The current was filled with flotsam of every sort, including whole trees and long, green ribbons of vegetation. A nearby alligator struggled against the water's pull, finally finding refuge on the porch of a building partly concealed by the rising water.
Earlier in the week, the Coast Guard briefly closed a 15-mile span of the river near Natchez because of the current and concerns that the wakes from passing vessels would put pressure on floodwalls protecting communities. The wakes were also washing floodwater into some businesses.
Although the river was soon reopened, barge and tug traffic is still being tightly regulated.
The Coast Guard normally asks vessels to maintain a minimum speed of 3 mph going upstream. But these days, they can go only about 1 mph to avoid generating wakes. When heading south, many have trouble stopping in the fast current.
"You ask me, they should close it down altogether," said Jerry Batson, captain of the tug Gladys Batson. "It's awful risky for any vessel."
Farther south in Louisiana, the high water also presents a challenge to pilots who guide oceangoing vessels into ports from New Orleans to Baton Rouge.
Michael Lorino, head of the Associated Branch Pilots, said pilots have to maneuver through tricky currents made worse by the river's many bends, and they must stay away from sandbars built by the huge amount of silt carried down during high-water season, usually in the spring.
They have to learn, and re-learn, the river every day, all while dodging towboats, cruise liners, ferries and massive grain and chemical ships.
Many ships entering the river are bound for the Port of South Louisiana, which lines both sides of the Mississippi north of New Orleans. It's the nation's largest port in terms of tonnage, and it handles more than half of America/s grain exports.
The port handles about 60,000 barges a year, along with 4,500 to 5,000 deep-draft vessels.
That kind of commercial traffic means closing the river is costly.
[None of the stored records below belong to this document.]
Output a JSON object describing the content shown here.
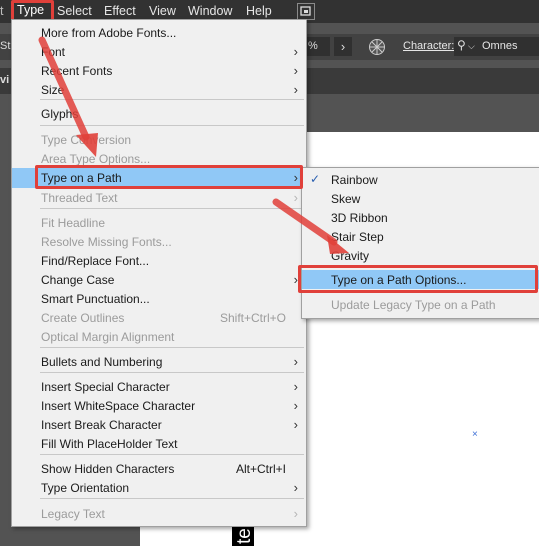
{
  "menubar": {
    "items": [
      "Type",
      "Select",
      "Effect",
      "View",
      "Window",
      "Help"
    ],
    "left_edge": "t"
  },
  "control_bar": {
    "left_fragment": "Str",
    "percent_fragment": "%",
    "character_label": "Character:",
    "font_value": "Omnes"
  },
  "doc_tab_fragment": "vi",
  "type_menu": {
    "items": [
      {
        "label": "More from Adobe Fonts...",
        "disabled": false,
        "submenu": false
      },
      {
        "label": "Font",
        "disabled": false,
        "submenu": true
      },
      {
        "label": "Recent Fonts",
        "disabled": false,
        "submenu": true
      },
      {
        "label": "Size",
        "disabled": false,
        "submenu": true
      },
      {
        "label": "Glyphs",
        "disabled": false,
        "submenu": false
      },
      {
        "label": "Type Conversion",
        "disabled": true,
        "submenu": false
      },
      {
        "label": "Area Type Options...",
        "disabled": true,
        "submenu": false
      },
      {
        "label": "Type on a Path",
        "disabled": false,
        "submenu": true,
        "highlighted": true
      },
      {
        "label": "Threaded Text",
        "disabled": true,
        "submenu": true
      },
      {
        "label": "Fit Headline",
        "disabled": true,
        "submenu": false
      },
      {
        "label": "Resolve Missing Fonts...",
        "disabled": true,
        "submenu": false
      },
      {
        "label": "Find/Replace Font...",
        "disabled": false,
        "submenu": false
      },
      {
        "label": "Change Case",
        "disabled": false,
        "submenu": true
      },
      {
        "label": "Smart Punctuation...",
        "disabled": false,
        "submenu": false
      },
      {
        "label": "Create Outlines",
        "disabled": true,
        "submenu": false,
        "shortcut": "Shift+Ctrl+O"
      },
      {
        "label": "Optical Margin Alignment",
        "disabled": true,
        "submenu": false
      },
      {
        "label": "Bullets and Numbering",
        "disabled": false,
        "submenu": true
      },
      {
        "label": "Insert Special Character",
        "disabled": false,
        "submenu": true
      },
      {
        "label": "Insert WhiteSpace Character",
        "disabled": false,
        "submenu": true
      },
      {
        "label": "Insert Break Character",
        "disabled": false,
        "submenu": true
      },
      {
        "label": "Fill With PlaceHolder Text",
        "disabled": false,
        "submenu": false
      },
      {
        "label": "Show Hidden Characters",
        "disabled": false,
        "submenu": false,
        "shortcut": "Alt+Ctrl+I"
      },
      {
        "label": "Type Orientation",
        "disabled": false,
        "submenu": true
      },
      {
        "label": "Legacy Text",
        "disabled": true,
        "submenu": true
      }
    ]
  },
  "path_submenu": {
    "items": [
      {
        "label": "Rainbow",
        "checked": true
      },
      {
        "label": "Skew"
      },
      {
        "label": "3D Ribbon"
      },
      {
        "label": "Stair Step"
      },
      {
        "label": "Gravity"
      },
      {
        "label": "Type on a Path Options...",
        "highlighted": true
      },
      {
        "label": "Update Legacy Type on a Path",
        "disabled": true
      }
    ]
  },
  "canvas": {
    "vertical_text_fragment": "te",
    "marker": "×"
  },
  "colors": {
    "highlight": "#90c8f6",
    "annotation_red": "#e0403a",
    "menu_bg": "#f0f0f0",
    "disabled_text": "#9b9b9b"
  }
}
Huge ships waiting to take on cargo can run up expenses of $40,000 a day, and port officials say the total cost of a day's closing can top $300 million.
When the water began to climb, the shipping industry was one of the biggest proponents of opening spillways to divert excess water from the Mississippi. The Army Corps of Engineers first opened the Bonnet Carre spillway north of New Orleans, then the Morganza spillway north of Baton Rouge.
Those actions helped keep ports open and eased pressure on the levees protecting Baton Rouge and New Orleans.
Ports downstream are still open until the surge of water arrives. But in Vidalia, about 140 miles upriver from New Orleans, a lot of business has come to a halt. The river crested in that area Friday at nearly 14 feet above flood stage, a level that was lower than first predicted but about three feet higher than the 1937 record.
Forecasters said it could be days before the water begins to recede.